Could you copy the data that follows exactly as written, but drop the pictures?

(Data items)
────────────────────────────────────────

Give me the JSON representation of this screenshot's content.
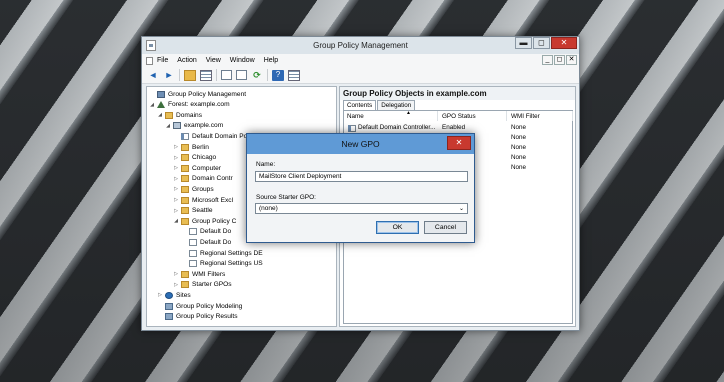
{
  "window": {
    "title": "Group Policy Management"
  },
  "menu": [
    "File",
    "Action",
    "View",
    "Window",
    "Help"
  ],
  "window_buttons": {
    "minimize": "▬",
    "maximize": "◻",
    "close": "✕"
  },
  "menubar_buttons": {
    "minimize": "_",
    "restore": "◻",
    "close": "✕"
  },
  "toolbar": {
    "back": "◄",
    "forward": "►",
    "help": "?"
  },
  "tree": [
    {
      "label": "Group Policy Management",
      "icon": "gpm",
      "expander": ""
    },
    {
      "label": "Forest: example.com",
      "icon": "forest",
      "expander": "◢"
    },
    {
      "label": "Domains",
      "icon": "folder",
      "expander": "◢"
    },
    {
      "label": "example.com",
      "icon": "domain",
      "expander": "◢"
    },
    {
      "label": "Default Domain Policy",
      "icon": "gpo",
      "expander": ""
    },
    {
      "label": "Berlin",
      "icon": "ou",
      "expander": "▷"
    },
    {
      "label": "Chicago",
      "icon": "ou",
      "expander": "▷"
    },
    {
      "label": "Computer",
      "icon": "ou",
      "expander": "▷"
    },
    {
      "label": "Domain Contr",
      "icon": "ou",
      "expander": "▷"
    },
    {
      "label": "Groups",
      "icon": "ou",
      "expander": "▷"
    },
    {
      "label": "Microsoft Excl",
      "icon": "ou",
      "expander": "▷"
    },
    {
      "label": "Seattle",
      "icon": "ou",
      "expander": "▷"
    },
    {
      "label": "Group Policy C",
      "icon": "folder",
      "expander": "◢"
    },
    {
      "label": "Default Do",
      "icon": "doc",
      "expander": ""
    },
    {
      "label": "Default Do",
      "icon": "doc",
      "expander": ""
    },
    {
      "label": "Regional Settings DE",
      "icon": "doc",
      "expander": ""
    },
    {
      "label": "Regional Settings US",
      "icon": "doc",
      "expander": ""
    },
    {
      "label": "WMI Filters",
      "icon": "folder",
      "expander": "▷"
    },
    {
      "label": "Starter GPOs",
      "icon": "folder",
      "expander": "▷"
    },
    {
      "label": "Sites",
      "icon": "sites",
      "expander": "▷"
    },
    {
      "label": "Group Policy Modeling",
      "icon": "model",
      "expander": ""
    },
    {
      "label": "Group Policy Results",
      "icon": "model",
      "expander": ""
    }
  ],
  "right": {
    "header": "Group Policy Objects in example.com",
    "tabs": [
      "Contents",
      "Delegation"
    ],
    "columns": [
      "Name",
      "GPO Status",
      "WMI Filter"
    ],
    "sort_indicator": "▲",
    "rows": [
      {
        "name": "Default Domain Controller...",
        "status": "Enabled",
        "wmi": "None"
      },
      {
        "name": "",
        "status": "",
        "wmi": "None"
      },
      {
        "name": "",
        "status": "",
        "wmi": "None"
      },
      {
        "name": "",
        "status": "",
        "wmi": "None"
      },
      {
        "name": "",
        "status": "",
        "wmi": "None"
      }
    ]
  },
  "dialog": {
    "title": "New GPO",
    "close": "✕",
    "name_label": "Name:",
    "name_value": "MailStore Client Deployment",
    "starter_label": "Source Starter GPO:",
    "starter_value": "(none)",
    "select_arrow": "⌄",
    "ok": "OK",
    "cancel": "Cancel"
  }
}
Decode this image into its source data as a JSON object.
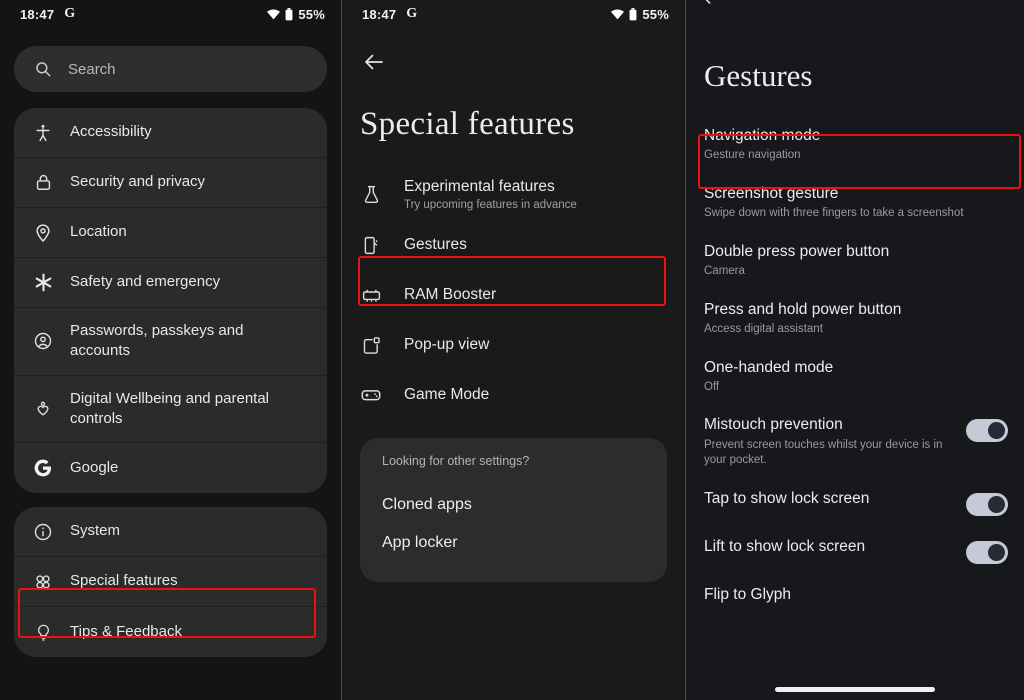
{
  "status_bar": {
    "time": "18:47",
    "assistant_badge": "G",
    "battery_percent": "55%"
  },
  "panel_settings": {
    "search": {
      "placeholder": "Search"
    },
    "group_1": [
      {
        "label": "Accessibility",
        "icon": "accessibility-icon"
      },
      {
        "label": "Security and privacy",
        "icon": "lock-icon"
      },
      {
        "label": "Location",
        "icon": "location-pin-icon"
      },
      {
        "label": "Safety and emergency",
        "icon": "asterisk-icon"
      },
      {
        "label": "Passwords, passkeys and accounts",
        "icon": "account-circle-icon"
      },
      {
        "label": "Digital Wellbeing and parental controls",
        "icon": "wellbeing-heart-icon"
      },
      {
        "label": "Google",
        "icon": "google-g-icon"
      }
    ],
    "group_2": [
      {
        "label": "System",
        "icon": "info-circle-icon"
      },
      {
        "label": "Special features",
        "icon": "special-features-icon",
        "highlighted": true
      },
      {
        "label": "Tips & Feedback",
        "icon": "lightbulb-icon"
      }
    ]
  },
  "panel_special_features": {
    "title": "Special features",
    "back_label": "Back",
    "items": [
      {
        "label": "Experimental features",
        "sub": "Try upcoming features in advance",
        "icon": "flask-icon"
      },
      {
        "label": "Gestures",
        "sub": "",
        "icon": "gestures-phone-icon",
        "highlighted": true
      },
      {
        "label": "RAM Booster",
        "sub": "",
        "icon": "ram-chip-icon"
      },
      {
        "label": "Pop-up view",
        "sub": "",
        "icon": "popup-window-icon"
      },
      {
        "label": "Game Mode",
        "sub": "",
        "icon": "gamepad-icon"
      }
    ],
    "other_settings": {
      "heading": "Looking for other settings?",
      "items": [
        "Cloned apps",
        "App locker"
      ]
    }
  },
  "panel_gestures": {
    "title": "Gestures",
    "back_label": "Back",
    "items": [
      {
        "label": "Navigation mode",
        "sub": "Gesture navigation",
        "toggle": null,
        "highlighted": true
      },
      {
        "label": "Screenshot gesture",
        "sub": "Swipe down with three fingers to take a screenshot",
        "toggle": null
      },
      {
        "label": "Double press power button",
        "sub": "Camera",
        "toggle": null
      },
      {
        "label": "Press and hold power button",
        "sub": "Access digital assistant",
        "toggle": null
      },
      {
        "label": "One-handed mode",
        "sub": "Off",
        "toggle": null
      },
      {
        "label": "Mistouch prevention",
        "sub": "Prevent screen touches whilst your device is in your pocket.",
        "toggle": "on"
      },
      {
        "label": "Tap to show lock screen",
        "sub": "",
        "toggle": "on"
      },
      {
        "label": "Lift to show lock screen",
        "sub": "",
        "toggle": "on"
      },
      {
        "label": "Flip to Glyph",
        "sub": "",
        "toggle": null
      }
    ]
  },
  "colors": {
    "highlight": "#ee1111",
    "toggle_on_track": "#c6cad6",
    "toggle_knob": "#272b36"
  }
}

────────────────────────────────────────

> Exercise solution
Give me the JSON representation of this screenshot's content.
{
  "window": {
    "title": "Group Policy Management"
  },
  "menu": [
    "File",
    "Action",
    "View",
    "Window",
    "Help"
  ],
  "window_buttons": {
    "minimize": "▬",
    "maximize": "◻",
    "close": "✕"
  },
  "menubar_buttons": {
    "minimize": "_",
    "restore": "◻",
    "close": "✕"
  },
  "toolbar": {
    "back": "◄",
    "forward": "►",
    "help": "?"
  },
  "tree": [
    {
      "label": "Group Policy Management",
      "icon": "gpm",
      "expander": ""
    },
    {
      "label": "Forest: example.com",
      "icon": "forest",
      "expander": "◢"
    },
    {
      "label": "Domains",
      "icon": "folder",
      "expander": "◢"
    },
    {
      "label": "example.com",
      "icon": "domain",
      "expander": "◢"
    },
    {
      "label": "Default Domain Policy",
      "icon": "gpo",
      "expander": ""
    },
    {
      "label": "Berlin",
      "icon": "ou",
      "expander": "▷"
    },
    {
      "label": "Chicago",
      "icon": "ou",
      "expander": "▷"
    },
    {
      "label": "Computer",
      "icon": "ou",
      "expander": "▷"
    },
    {
      "label": "Domain Contr",
      "icon": "ou",
      "expander": "▷"
    },
    {
      "label": "Groups",
      "icon": "ou",
      "expander": "▷"
    },
    {
      "label": "Microsoft Excl",
      "icon": "ou",
      "expander": "▷"
    },
    {
      "label": "Seattle",
      "icon": "ou",
      "expander": "▷"
    },
    {
      "label": "Group Policy C",
      "icon": "folder",
      "expander": "◢"
    },
    {
      "label": "Default Do",
      "icon": "doc",
      "expander": ""
    },
    {
      "label": "Default Do",
      "icon": "doc",
      "expander": ""
    },
    {
      "label": "Regional Settings DE",
      "icon": "doc",
      "expander": ""
    },
    {
      "label": "Regional Settings US",
      "icon": "doc",
      "expander": ""
    },
    {
      "label": "WMI Filters",
      "icon": "folder",
      "expander": "▷"
    },
    {
      "label": "Starter GPOs",
      "icon": "folder",
      "expander": "▷"
    },
    {
      "label": "Sites",
      "icon": "sites",
      "expander": "▷"
    },
    {
      "label": "Group Policy Modeling",
      "icon": "model",
      "expander": ""
    },
    {
      "label": "Group Policy Results",
      "icon": "model",
      "expander": ""
    }
  ],
  "right": {
    "header": "Group Policy Objects in example.com",
    "tabs": [
      "Contents",
      "Delegation"
    ],
    "columns": [
      "Name",
      "GPO Status",
      "WMI Filter"
    ],
    "sort_indicator": "▲",
    "rows": [
      {
        "name": "Default Domain Controller...",
        "status": "Enabled",
        "wmi": "None"
      },
      {
        "name": "",
        "status": "",
        "wmi": "None"
      },
      {
        "name": "",
        "status": "",
        "wmi": "None"
      },
      {
        "name": "",
        "status": "",
        "wmi": "None"
      },
      {
        "name": "",
        "status": "",
        "wmi": "None"
      }
    ]
  },
  "dialog": {
    "title": "New GPO",
    "close": "✕",
    "name_label": "Name:",
    "name_value": "MailStore Client Deployment",
    "starter_label": "Source Starter GPO:",
    "starter_value": "(none)",
    "select_arrow": "⌄",
    "ok": "OK",
    "cancel": "Cancel"
  }
}
Decode this image into its source data as a JSON object.
{
  "status_bar": {
    "time": "18:47",
    "assistant_badge": "G",
    "battery_percent": "55%"
  },
  "panel_settings": {
    "search": {
      "placeholder": "Search"
    },
    "group_1": [
      {
        "label": "Accessibility",
        "icon": "accessibility-icon"
      },
      {
        "label": "Security and privacy",
        "icon": "lock-icon"
      },
      {
        "label": "Location",
        "icon": "location-pin-icon"
      },
      {
        "label": "Safety and emergency",
        "icon": "asterisk-icon"
      },
      {
        "label": "Passwords, passkeys and accounts",
        "icon": "account-circle-icon"
      },
      {
        "label": "Digital Wellbeing and parental controls",
        "icon": "wellbeing-heart-icon"
      },
      {
        "label": "Google",
        "icon": "google-g-icon"
      }
    ],
    "group_2": [
      {
        "label": "System",
        "icon": "info-circle-icon"
      },
      {
        "label": "Special features",
        "icon": "special-features-icon",
        "highlighted": true
      },
      {
        "label": "Tips & Feedback",
        "icon": "lightbulb-icon"
      }
    ]
  },
  "panel_special_features": {
    "title": "Special features",
    "back_label": "Back",
    "items": [
      {
        "label": "Experimental features",
        "sub": "Try upcoming features in advance",
        "icon": "flask-icon"
      },
      {
        "label": "Gestures",
        "sub": "",
        "icon": "gestures-phone-icon",
        "highlighted": true
      },
      {
        "label": "RAM Booster",
        "sub": "",
        "icon": "ram-chip-icon"
      },
      {
        "label": "Pop-up view",
        "sub": "",
        "icon": "popup-window-icon"
      },
      {
        "label": "Game Mode",
        "sub": "",
        "icon": "gamepad-icon"
      }
    ],
    "other_settings": {
      "heading": "Looking for other settings?",
      "items": [
        "Cloned apps",
        "App locker"
      ]
    }
  },
  "panel_gestures": {
    "title": "Gestures",
    "back_label": "Back",
    "items": [
      {
        "label": "Navigation mode",
        "sub": "Gesture navigation",
        "toggle": null,
        "highlighted": true
      },
      {
        "label": "Screenshot gesture",
        "sub": "Swipe down with three fingers to take a screenshot",
        "toggle": null
      },
      {
        "label": "Double press power button",
        "sub": "Camera",
        "toggle": null
      },
      {
        "label": "Press and hold power button",
        "sub": "Access digital assistant",
        "toggle": null
      },
      {
        "label": "One-handed mode",
        "sub": "Off",
        "toggle": null
      },
      {
        "label": "Mistouch prevention",
        "sub": "Prevent screen touches whilst your device is in your pocket.",
        "toggle": "on"
      },
      {
        "label": "Tap to show lock screen",
        "sub": "",
        "toggle": "on"
      },
      {
        "label": "Lift to show lock screen",
        "sub": "",
        "toggle": "on"
      },
      {
        "label": "Flip to Glyph",
        "sub": "",
        "toggle": null
      }
    ]
  },
  "colors": {
    "highlight": "#ee1111",
    "toggle_on_track": "#c6cad6",
    "toggle_knob": "#272b36"
  }
}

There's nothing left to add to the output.